# Requirement:
Write out every line below again exactly as it stands, skipping each image.

─── Data supplied ───

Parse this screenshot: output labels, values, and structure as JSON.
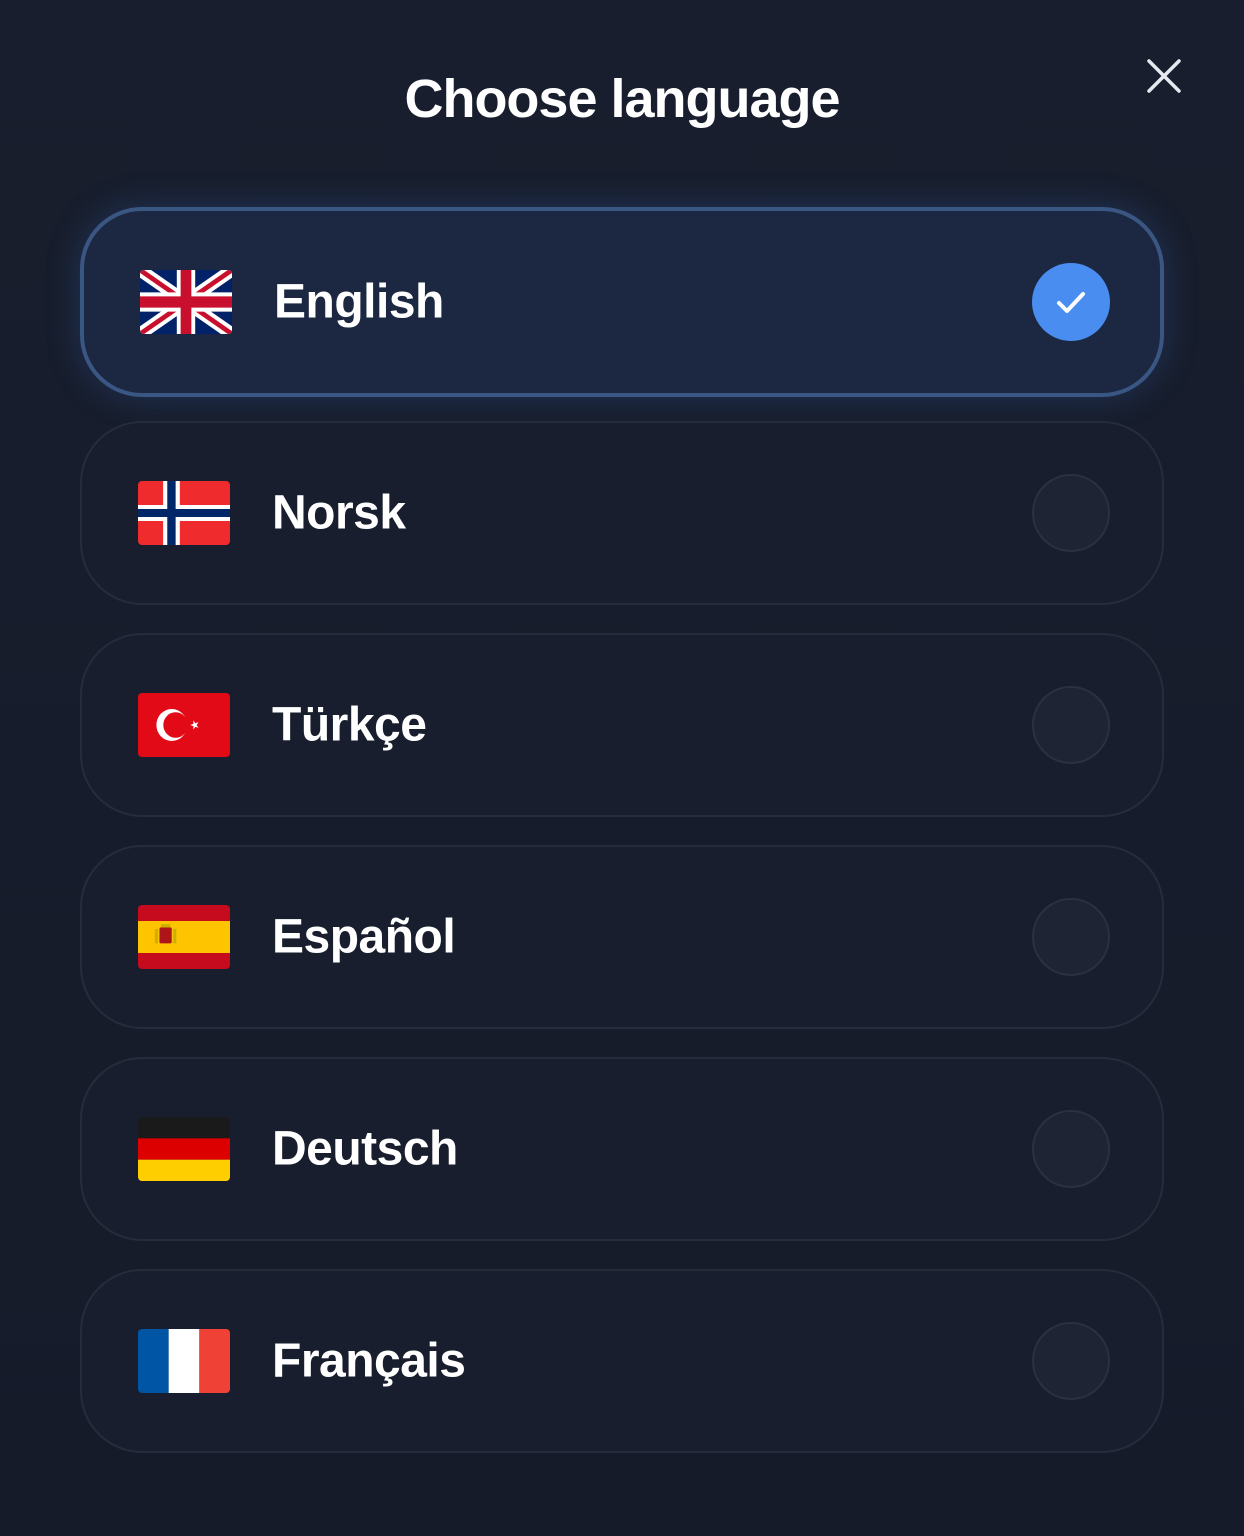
{
  "modal": {
    "title": "Choose language"
  },
  "languages": [
    {
      "label": "English",
      "flag": "uk-flag-icon",
      "selected": true
    },
    {
      "label": "Norsk",
      "flag": "norway-flag-icon",
      "selected": false
    },
    {
      "label": "Türkçe",
      "flag": "turkey-flag-icon",
      "selected": false
    },
    {
      "label": "Español",
      "flag": "spain-flag-icon",
      "selected": false
    },
    {
      "label": "Deutsch",
      "flag": "germany-flag-icon",
      "selected": false
    },
    {
      "label": "Français",
      "flag": "france-flag-icon",
      "selected": false
    }
  ],
  "icons": {
    "close": "close-icon",
    "check": "checkmark-icon"
  },
  "colors": {
    "background": "#161c2b",
    "selected_border": "#3a5683",
    "selected_fill": "#1c2842",
    "accent": "#4a8df0"
  }
}
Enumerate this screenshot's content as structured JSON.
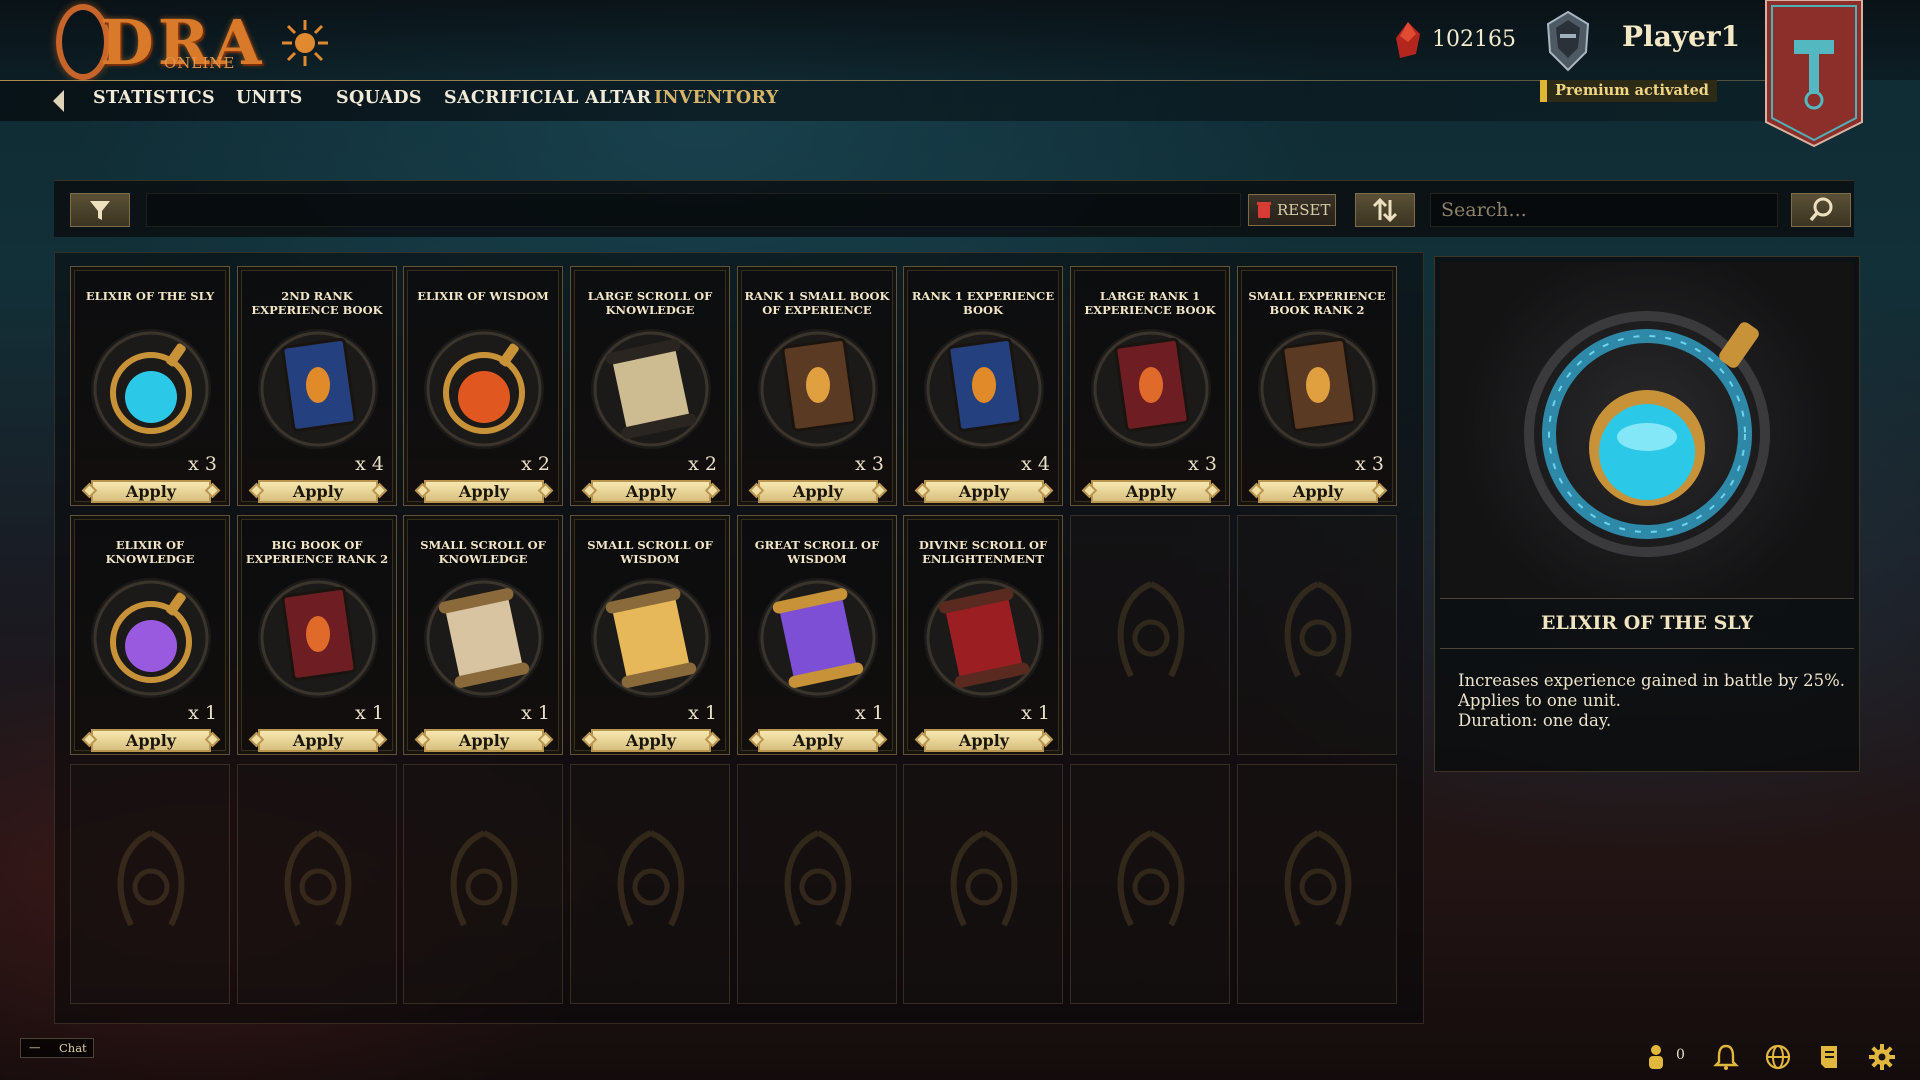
{
  "logo": {
    "text": "DRA",
    "sub": "ONLINE"
  },
  "nav": {
    "tabs": [
      {
        "label": "STATISTICS",
        "active": false
      },
      {
        "label": "UNITS",
        "active": false
      },
      {
        "label": "SQUADS",
        "active": false
      },
      {
        "label": "SACRIFICIAL ALTAR",
        "active": false
      },
      {
        "label": "INVENTORY",
        "active": true
      }
    ]
  },
  "header": {
    "currency": "102165",
    "player_name": "Player1",
    "premium": "Premium activated"
  },
  "toolbar": {
    "reset_label": "RESET",
    "search_placeholder": "Search..."
  },
  "inventory": {
    "apply_label": "Apply",
    "items": [
      {
        "name": "ELIXIR OF THE SLY",
        "qty": "x 3",
        "icon": "elixir-blue-icon"
      },
      {
        "name": "2ND RANK EXPERIENCE BOOK",
        "qty": "x 4",
        "icon": "book-blue-icon"
      },
      {
        "name": "ELIXIR OF WISDOM",
        "qty": "x 2",
        "icon": "elixir-orange-icon"
      },
      {
        "name": "LARGE SCROLL OF KNOWLEDGE",
        "qty": "x 2",
        "icon": "scroll-large-icon"
      },
      {
        "name": "RANK 1 SMALL BOOK OF EXPERIENCE",
        "qty": "x 3",
        "icon": "book-brown-icon"
      },
      {
        "name": "RANK 1 EXPERIENCE BOOK",
        "qty": "x 4",
        "icon": "book-blue-icon"
      },
      {
        "name": "LARGE RANK 1 EXPERIENCE BOOK",
        "qty": "x 3",
        "icon": "book-red-icon"
      },
      {
        "name": "SMALL EXPERIENCE BOOK RANK 2",
        "qty": "x 3",
        "icon": "book-brown-icon"
      },
      {
        "name": "ELIXIR OF KNOWLEDGE",
        "qty": "x 1",
        "icon": "elixir-purple-icon"
      },
      {
        "name": "BIG BOOK OF EXPERIENCE RANK 2",
        "qty": "x 1",
        "icon": "book-red-icon"
      },
      {
        "name": "SMALL SCROLL OF KNOWLEDGE",
        "qty": "x 1",
        "icon": "scroll-parchment-icon"
      },
      {
        "name": "SMALL SCROLL OF WISDOM",
        "qty": "x 1",
        "icon": "scroll-gold-icon"
      },
      {
        "name": "GREAT SCROLL OF WISDOM",
        "qty": "x 1",
        "icon": "scroll-purple-icon"
      },
      {
        "name": "DIVINE SCROLL OF ENLIGHTENMENT",
        "qty": "x 1",
        "icon": "scroll-red-icon"
      }
    ]
  },
  "detail": {
    "title": "ELIXIR OF THE SLY",
    "lines": [
      "Increases experience gained in battle by 25%.",
      "Applies to one unit.",
      "Duration: one day."
    ]
  },
  "footer": {
    "chat_label": "Chat",
    "chat_minimize": "—",
    "online_count": "0"
  }
}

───

# Answer:
Parse this screenshot: output labels, values, and structure as JSON.
{
  "modal": {
    "title": "Choose language"
  },
  "languages": [
    {
      "label": "English",
      "flag": "uk-flag-icon",
      "selected": true
    },
    {
      "label": "Norsk",
      "flag": "norway-flag-icon",
      "selected": false
    },
    {
      "label": "Türkçe",
      "flag": "turkey-flag-icon",
      "selected": false
    },
    {
      "label": "Español",
      "flag": "spain-flag-icon",
      "selected": false
    },
    {
      "label": "Deutsch",
      "flag": "germany-flag-icon",
      "selected": false
    },
    {
      "label": "Français",
      "flag": "france-flag-icon",
      "selected": false
    }
  ],
  "icons": {
    "close": "close-icon",
    "check": "checkmark-icon"
  },
  "colors": {
    "background": "#161c2b",
    "selected_border": "#3a5683",
    "selected_fill": "#1c2842",
    "accent": "#4a8df0"
  }
}
Enumerate this screenshot's content as structured JSON.
{
  "logo": {
    "text": "DRA",
    "sub": "ONLINE"
  },
  "nav": {
    "tabs": [
      {
        "label": "STATISTICS",
        "active": false
      },
      {
        "label": "UNITS",
        "active": false
      },
      {
        "label": "SQUADS",
        "active": false
      },
      {
        "label": "SACRIFICIAL ALTAR",
        "active": false
      },
      {
        "label": "INVENTORY",
        "active": true
      }
    ]
  },
  "header": {
    "currency": "102165",
    "player_name": "Player1",
    "premium": "Premium activated"
  },
  "toolbar": {
    "reset_label": "RESET",
    "search_placeholder": "Search..."
  },
  "inventory": {
    "apply_label": "Apply",
    "items": [
      {
        "name": "ELIXIR OF THE SLY",
        "qty": "x 3",
        "icon": "elixir-blue-icon"
      },
      {
        "name": "2ND RANK EXPERIENCE BOOK",
        "qty": "x 4",
        "icon": "book-blue-icon"
      },
      {
        "name": "ELIXIR OF WISDOM",
        "qty": "x 2",
        "icon": "elixir-orange-icon"
      },
      {
        "name": "LARGE SCROLL OF KNOWLEDGE",
        "qty": "x 2",
        "icon": "scroll-large-icon"
      },
      {
        "name": "RANK 1 SMALL BOOK OF EXPERIENCE",
        "qty": "x 3",
        "icon": "book-brown-icon"
      },
      {
        "name": "RANK 1 EXPERIENCE BOOK",
        "qty": "x 4",
        "icon": "book-blue-icon"
      },
      {
        "name": "LARGE RANK 1 EXPERIENCE BOOK",
        "qty": "x 3",
        "icon": "book-red-icon"
      },
      {
        "name": "SMALL EXPERIENCE BOOK RANK 2",
        "qty": "x 3",
        "icon": "book-brown-icon"
      },
      {
        "name": "ELIXIR OF KNOWLEDGE",
        "qty": "x 1",
        "icon": "elixir-purple-icon"
      },
      {
        "name": "BIG BOOK OF EXPERIENCE RANK 2",
        "qty": "x 1",
        "icon": "book-red-icon"
      },
      {
        "name": "SMALL SCROLL OF KNOWLEDGE",
        "qty": "x 1",
        "icon": "scroll-parchment-icon"
      },
      {
        "name": "SMALL SCROLL OF WISDOM",
        "qty": "x 1",
        "icon": "scroll-gold-icon"
      },
      {
        "name": "GREAT SCROLL OF WISDOM",
        "qty": "x 1",
        "icon": "scroll-purple-icon"
      },
      {
        "name": "DIVINE SCROLL OF ENLIGHTENMENT",
        "qty": "x 1",
        "icon": "scroll-red-icon"
      }
    ]
  },
  "detail": {
    "title": "ELIXIR OF THE SLY",
    "lines": [
      "Increases experience gained in battle by 25%.",
      "Applies to one unit.",
      "Duration: one day."
    ]
  },
  "footer": {
    "chat_label": "Chat",
    "chat_minimize": "—",
    "online_count": "0"
  }
}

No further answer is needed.